(Web page and app entries)
━━━━━━━━━━

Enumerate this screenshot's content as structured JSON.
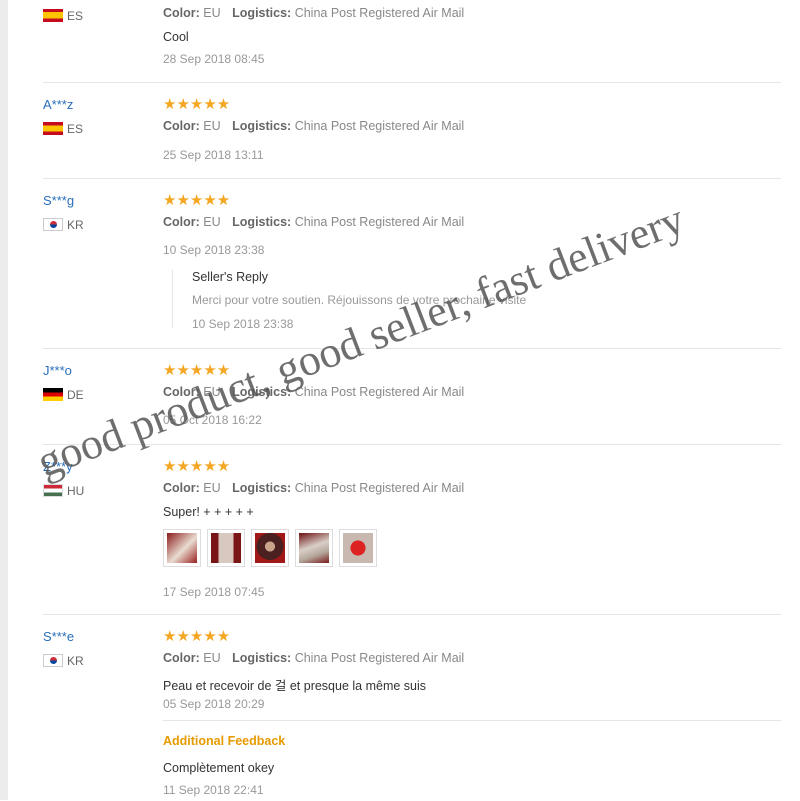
{
  "reviews": [
    {
      "user": "",
      "country": "ES",
      "stars": "",
      "color_label": "Color:",
      "color_value": "EU",
      "logistics_label": "Logistics:",
      "logistics_value": "China Post Registered Air Mail",
      "text": "Cool",
      "date": "28 Sep 2018 08:45"
    },
    {
      "user": "A***z",
      "country": "ES",
      "stars": "★★★★★",
      "rating": 5,
      "color_label": "Color:",
      "color_value": "EU",
      "logistics_label": "Logistics:",
      "logistics_value": "China Post Registered Air Mail",
      "date": "25 Sep 2018 13:11"
    },
    {
      "user": "S***g",
      "country": "KR",
      "stars": "★★★★★",
      "rating": 5,
      "color_label": "Color:",
      "color_value": "EU",
      "logistics_label": "Logistics:",
      "logistics_value": "China Post Registered Air Mail",
      "date": "10 Sep 2018 23:38",
      "reply": {
        "title": "Seller's Reply",
        "text": "Merci pour votre soutien. Réjouissons de votre prochaine visite",
        "date": "10 Sep 2018 23:38"
      }
    },
    {
      "user": "J***o",
      "country": "DE",
      "stars": "★★★★★",
      "rating": 5,
      "color_label": "Color:",
      "color_value": "EU",
      "logistics_label": "Logistics:",
      "logistics_value": "China Post Registered Air Mail",
      "date": "05 Oct 2018 16:22"
    },
    {
      "user": "Z***y",
      "country": "HU",
      "stars": "★★★★★",
      "rating": 5,
      "color_label": "Color:",
      "color_value": "EU",
      "logistics_label": "Logistics:",
      "logistics_value": "China Post Registered Air Mail",
      "text": "Super! + + + + +",
      "photo_count": 5,
      "date": "17 Sep 2018 07:45"
    },
    {
      "user": "S***e",
      "country": "KR",
      "stars": "★★★★★",
      "rating": 5,
      "color_label": "Color:",
      "color_value": "EU",
      "logistics_label": "Logistics:",
      "logistics_value": "China Post Registered Air Mail",
      "text": "Peau et recevoir de 걸 et presque la même suis",
      "date": "05 Sep 2018 20:29",
      "additional": {
        "title": "Additional Feedback",
        "text": "Complètement okey",
        "date": "11 Sep 2018 22:41"
      }
    }
  ],
  "watermark": "good product,   good seller,   fast delivery",
  "colors": {
    "star": "#f5a623",
    "username": "#2a6ebb",
    "additional_feedback": "#e69a00"
  }
}
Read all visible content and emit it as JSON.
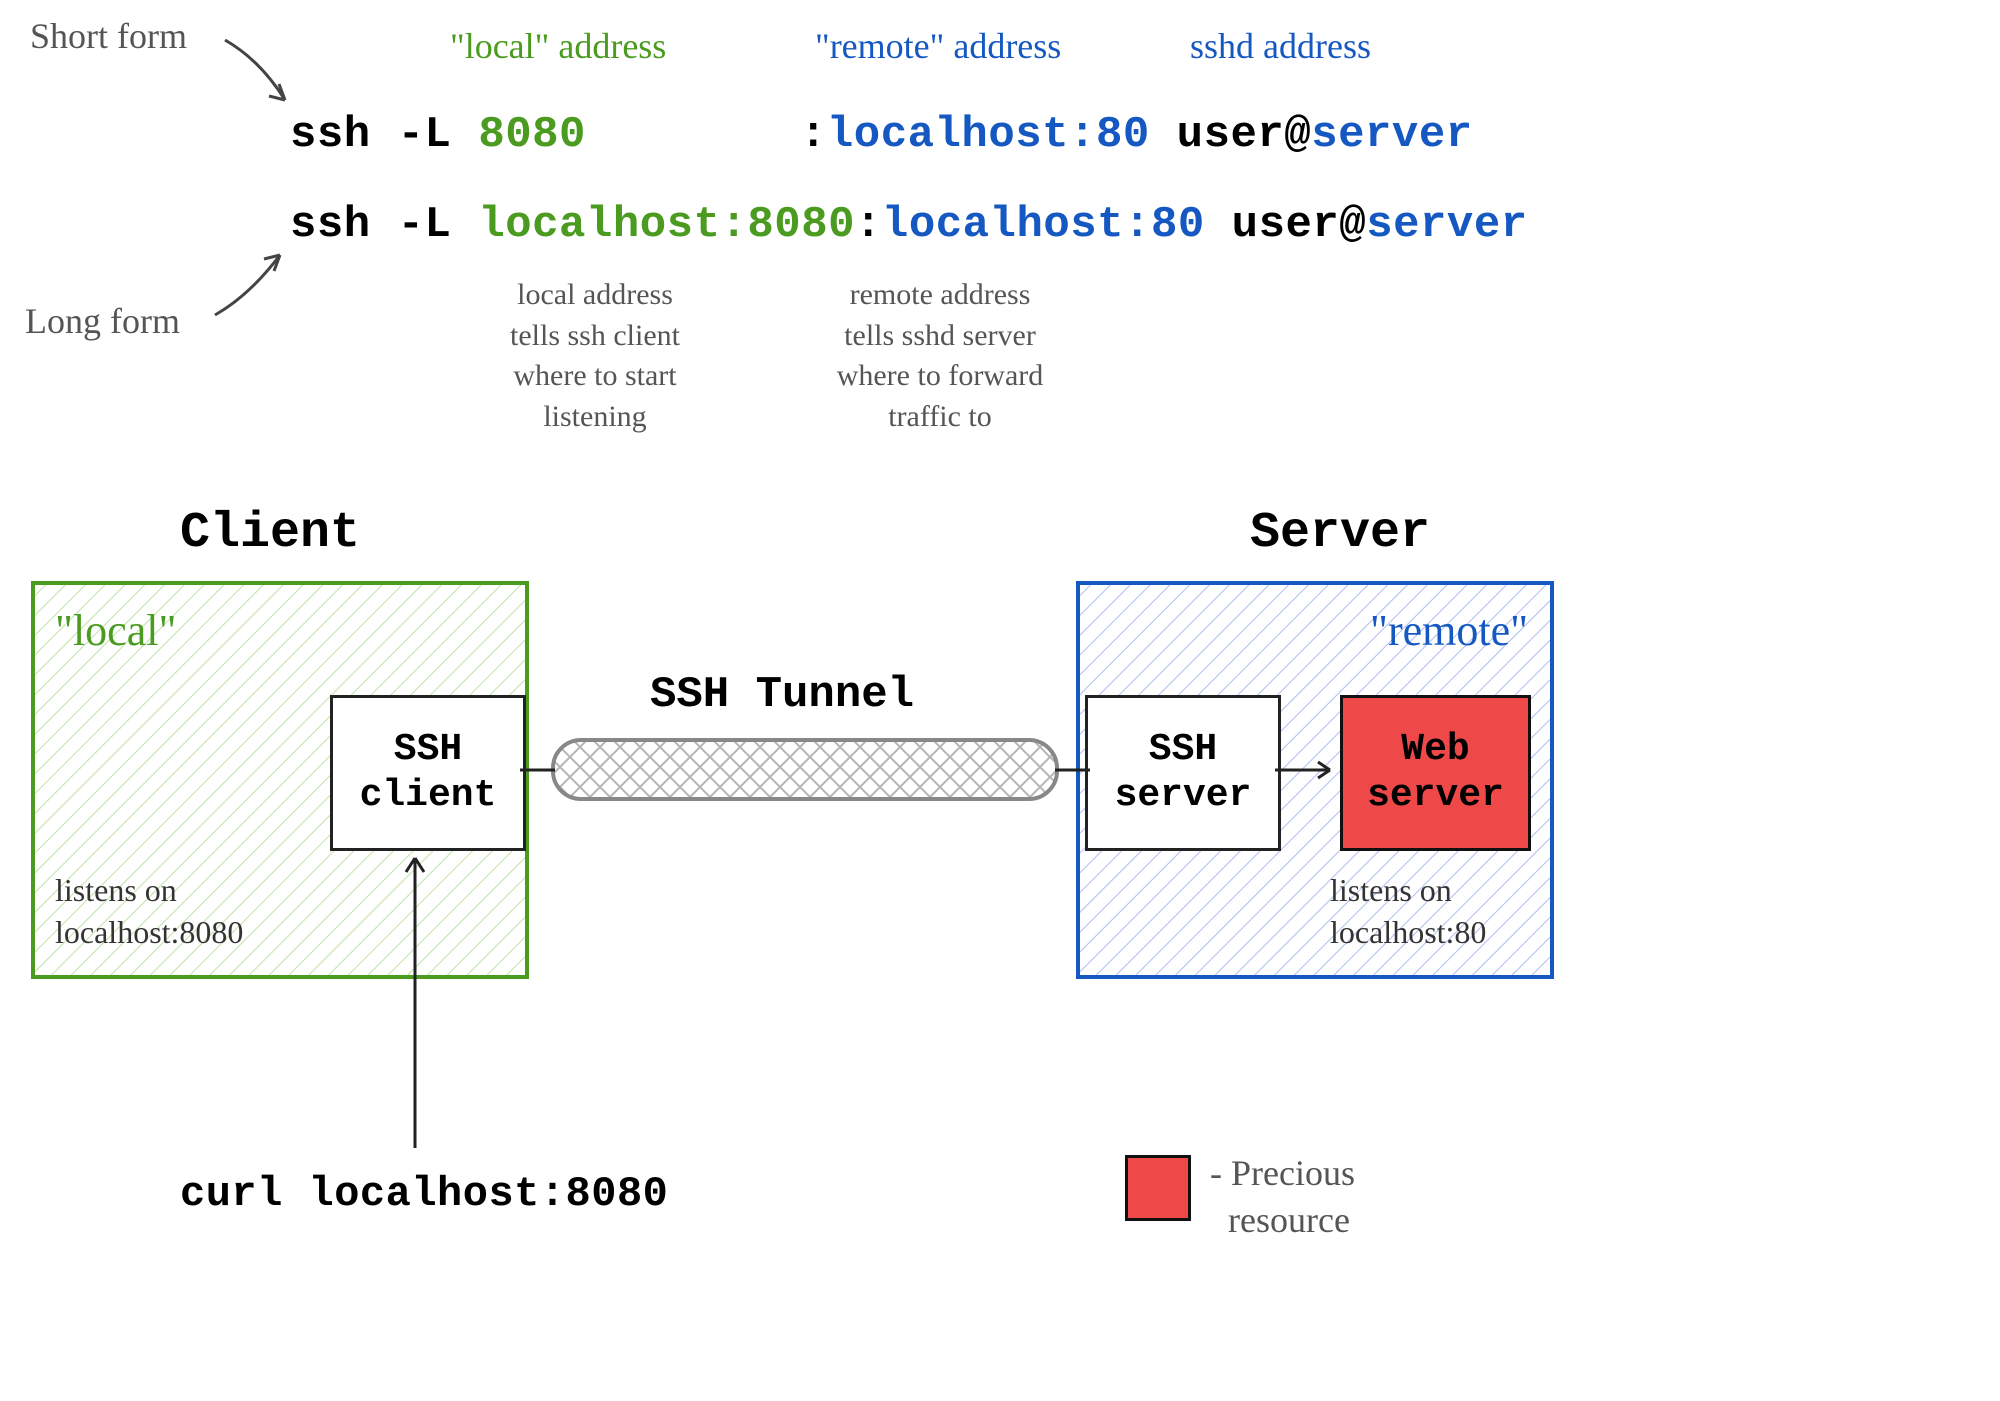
{
  "annotations": {
    "short_form": "Short form",
    "long_form": "Long form",
    "local_addr_header": "\"local\" address",
    "remote_addr_header": "\"remote\" address",
    "sshd_addr_header": "sshd address",
    "local_addr_expl": "local address\ntells ssh client\nwhere to start\nlistening",
    "remote_addr_expl": "remote address\ntells sshd server\nwhere to forward\ntraffic to"
  },
  "cmd": {
    "prefix": "ssh -L ",
    "short_local": "8080",
    "long_local": "localhost:8080",
    "colon": ":",
    "remote": "localhost:80",
    "user_at": " user@",
    "server": "server"
  },
  "diagram": {
    "client_title": "Client",
    "server_title": "Server",
    "local_label": "\"local\"",
    "remote_label": "\"remote\"",
    "ssh_client": "SSH\nclient",
    "ssh_server": "SSH\nserver",
    "web_server": "Web\nserver",
    "tunnel_label": "SSH Tunnel",
    "client_listens": "listens on\nlocalhost:8080",
    "server_listens": "listens on\nlocalhost:80",
    "curl_cmd": "curl localhost:8080",
    "legend": "- Precious\n  resource"
  }
}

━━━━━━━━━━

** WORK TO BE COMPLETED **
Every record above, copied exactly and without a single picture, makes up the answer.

** ANSWER AREA **
Enumerate this screenshot's content as structured JSON.
{
  "reviews": [
    {
      "user": "",
      "country": "ES",
      "stars": "",
      "color_label": "Color:",
      "color_value": "EU",
      "logistics_label": "Logistics:",
      "logistics_value": "China Post Registered Air Mail",
      "text": "Cool",
      "date": "28 Sep 2018 08:45"
    },
    {
      "user": "A***z",
      "country": "ES",
      "stars": "★★★★★",
      "rating": 5,
      "color_label": "Color:",
      "color_value": "EU",
      "logistics_label": "Logistics:",
      "logistics_value": "China Post Registered Air Mail",
      "date": "25 Sep 2018 13:11"
    },
    {
      "user": "S***g",
      "country": "KR",
      "stars": "★★★★★",
      "rating": 5,
      "color_label": "Color:",
      "color_value": "EU",
      "logistics_label": "Logistics:",
      "logistics_value": "China Post Registered Air Mail",
      "date": "10 Sep 2018 23:38",
      "reply": {
        "title": "Seller's Reply",
        "text": "Merci pour votre soutien. Réjouissons de votre prochaine visite",
        "date": "10 Sep 2018 23:38"
      }
    },
    {
      "user": "J***o",
      "country": "DE",
      "stars": "★★★★★",
      "rating": 5,
      "color_label": "Color:",
      "color_value": "EU",
      "logistics_label": "Logistics:",
      "logistics_value": "China Post Registered Air Mail",
      "date": "05 Oct 2018 16:22"
    },
    {
      "user": "Z***y",
      "country": "HU",
      "stars": "★★★★★",
      "rating": 5,
      "color_label": "Color:",
      "color_value": "EU",
      "logistics_label": "Logistics:",
      "logistics_value": "China Post Registered Air Mail",
      "text": "Super! + + + + +",
      "photo_count": 5,
      "date": "17 Sep 2018 07:45"
    },
    {
      "user": "S***e",
      "country": "KR",
      "stars": "★★★★★",
      "rating": 5,
      "color_label": "Color:",
      "color_value": "EU",
      "logistics_label": "Logistics:",
      "logistics_value": "China Post Registered Air Mail",
      "text": "Peau et recevoir de 걸 et presque la même suis",
      "date": "05 Sep 2018 20:29",
      "additional": {
        "title": "Additional Feedback",
        "text": "Complètement okey",
        "date": "11 Sep 2018 22:41"
      }
    }
  ],
  "watermark": "good product,   good seller,   fast delivery",
  "colors": {
    "star": "#f5a623",
    "username": "#2a6ebb",
    "additional_feedback": "#e69a00"
  }
}
Read all visible content and emit it as JSON.
{
  "annotations": {
    "short_form": "Short form",
    "long_form": "Long form",
    "local_addr_header": "\"local\" address",
    "remote_addr_header": "\"remote\" address",
    "sshd_addr_header": "sshd address",
    "local_addr_expl": "local address\ntells ssh client\nwhere to start\nlistening",
    "remote_addr_expl": "remote address\ntells sshd server\nwhere to forward\ntraffic to"
  },
  "cmd": {
    "prefix": "ssh -L ",
    "short_local": "8080",
    "long_local": "localhost:8080",
    "colon": ":",
    "remote": "localhost:80",
    "user_at": " user@",
    "server": "server"
  },
  "diagram": {
    "client_title": "Client",
    "server_title": "Server",
    "local_label": "\"local\"",
    "remote_label": "\"remote\"",
    "ssh_client": "SSH\nclient",
    "ssh_server": "SSH\nserver",
    "web_server": "Web\nserver",
    "tunnel_label": "SSH Tunnel",
    "client_listens": "listens on\nlocalhost:8080",
    "server_listens": "listens on\nlocalhost:80",
    "curl_cmd": "curl localhost:8080",
    "legend": "- Precious\n  resource"
  }
}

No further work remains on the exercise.